“USM Anywhere has all sorts of technologies built into it, but probably its most valuable function is that they’re tightly integrated into a unified platform,” AlienVault CTO Roger Thornton told eWEEK. “One of the things that we always wished we had was better visibility into the endpoints and the very machines that we’re protecting.”
Earlier versions of USM Anywhere integrated with various endpoint products to help collect log information, but those products had to be deployed by an organization, Thornton said. He added that AlienVault’s goal is to make it easy for organizations to understand and deploy security, and integrating native endpoint capabilities with the USM Anywhere platform helps organizations do so.
The open-source Osquery engine is the foundation for AlienVault’s endpoint data collection capabilities. Osquery, an effort started by Facebook in 2014, now benefits from a multi-stakeholder community of contributors.
Thornton said AlienVault now integrates Osquery, which is used to collect endpoint data and then combine the data with security-specific capabilities in USM Anywhere. With Osquery, data is collected and can be queried using SQL (Structured Query Language) statements to get information on operating system, application packages and endpoint status.
“If you know what questions to ask, Osquery is a very powerful tool to get answers,” Thornton said.
What AlienVault has done with its Osquery integration is take away the complexity of crafting SQL statements to get information. Instead, the USM Anywhere platform provides an interface where an administrator can rapidly get information on endpoint status as well as get notified of changes. The collected endpoint data is also correlated with other sources of information that USM Anywhere integrates from network assets to provide visibility into threats and the overall status of an IT environment.
While USM Anywhere now provides integrated endpoint detection capabilities, it does not provide native response capabilities for endpoints. Rather, USM Anywhere will integrate with partners, including networking and managed service providers, to enable remediation capabilities, Thornton said.
One area where the integrated endpoint capabilities will help AlienVault is in meeting compliance requirements. There are multiple compliance regimes that mandate the use of file integrity monitoring, which isn’t something that AlienVault could natively do on its own prior to the new update. Thornton said in the past, organizations had to also install a third-party product to enable the file integrity monitoring alongside USM Anywhere.
“Integrating the endpoint components allows us to out of the box cover more of the regulatory requirements,” he said. “My customers typically don’t have enough budget to buy one of everything, so they’ve got to be real clever about how to implement security and get the most they can with limited dollars.”
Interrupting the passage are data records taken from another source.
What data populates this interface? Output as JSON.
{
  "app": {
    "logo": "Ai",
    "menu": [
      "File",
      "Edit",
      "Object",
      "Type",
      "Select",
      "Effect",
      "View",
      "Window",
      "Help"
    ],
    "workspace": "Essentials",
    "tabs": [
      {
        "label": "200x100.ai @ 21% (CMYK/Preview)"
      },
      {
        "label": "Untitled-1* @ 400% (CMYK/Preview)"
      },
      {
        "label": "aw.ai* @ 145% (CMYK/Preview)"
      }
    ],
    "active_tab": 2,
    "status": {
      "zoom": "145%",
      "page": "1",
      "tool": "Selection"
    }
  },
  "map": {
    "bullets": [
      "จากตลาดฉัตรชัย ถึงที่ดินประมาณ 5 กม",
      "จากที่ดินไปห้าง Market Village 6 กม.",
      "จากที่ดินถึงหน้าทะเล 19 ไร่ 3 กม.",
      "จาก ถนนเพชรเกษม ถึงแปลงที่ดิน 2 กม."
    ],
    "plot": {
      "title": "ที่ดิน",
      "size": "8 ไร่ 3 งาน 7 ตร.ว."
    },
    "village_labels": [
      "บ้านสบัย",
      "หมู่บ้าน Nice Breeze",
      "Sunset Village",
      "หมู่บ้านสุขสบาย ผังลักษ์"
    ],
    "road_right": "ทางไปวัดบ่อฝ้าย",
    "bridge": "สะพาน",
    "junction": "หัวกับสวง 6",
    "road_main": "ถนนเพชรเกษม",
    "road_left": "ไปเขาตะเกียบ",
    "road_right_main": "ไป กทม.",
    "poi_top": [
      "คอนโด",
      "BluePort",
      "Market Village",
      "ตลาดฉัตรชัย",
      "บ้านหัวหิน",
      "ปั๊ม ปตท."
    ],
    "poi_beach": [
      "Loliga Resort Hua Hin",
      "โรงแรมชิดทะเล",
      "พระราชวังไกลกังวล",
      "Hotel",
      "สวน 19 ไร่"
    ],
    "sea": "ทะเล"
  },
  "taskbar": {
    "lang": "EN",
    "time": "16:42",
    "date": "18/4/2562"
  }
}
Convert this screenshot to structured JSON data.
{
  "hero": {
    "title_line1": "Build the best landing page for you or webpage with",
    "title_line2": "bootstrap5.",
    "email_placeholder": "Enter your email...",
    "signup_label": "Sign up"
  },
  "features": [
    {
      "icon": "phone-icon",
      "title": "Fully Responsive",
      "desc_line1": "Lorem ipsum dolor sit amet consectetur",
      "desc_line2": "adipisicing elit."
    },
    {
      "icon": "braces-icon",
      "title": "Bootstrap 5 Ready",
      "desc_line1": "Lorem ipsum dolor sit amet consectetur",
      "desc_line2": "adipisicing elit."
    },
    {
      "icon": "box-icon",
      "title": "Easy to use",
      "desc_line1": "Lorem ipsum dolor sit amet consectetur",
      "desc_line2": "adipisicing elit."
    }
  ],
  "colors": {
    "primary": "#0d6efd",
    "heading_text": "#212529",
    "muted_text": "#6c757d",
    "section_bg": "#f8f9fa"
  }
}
The USM Anywhere update is the first since AT&T announced on July 10 that it is acquiring AlienVault, in a deal that is expected to close before the end of 2018.
Thornton said AlienVault will continue operating its business as usual until the deal closes and isn’t planning on implementing any major changes. He emphasized that all of AlienVault’s management team is excited about the deal and have committed to stay on post-acquisition.
Beyond the pending acquisition, Thornton said AlienVault continues to work on expanding the functionality of USM Anywhere. He noted that in future updates, AlienVault plans on bringing in User and Entity Behavior (UEBA) capabilities to add identity context to the information the system already collects.
Sean Michael Kerner is a senior editor at eWEEK and InternetNews.com. Follow him on Twitter @TechJournalist.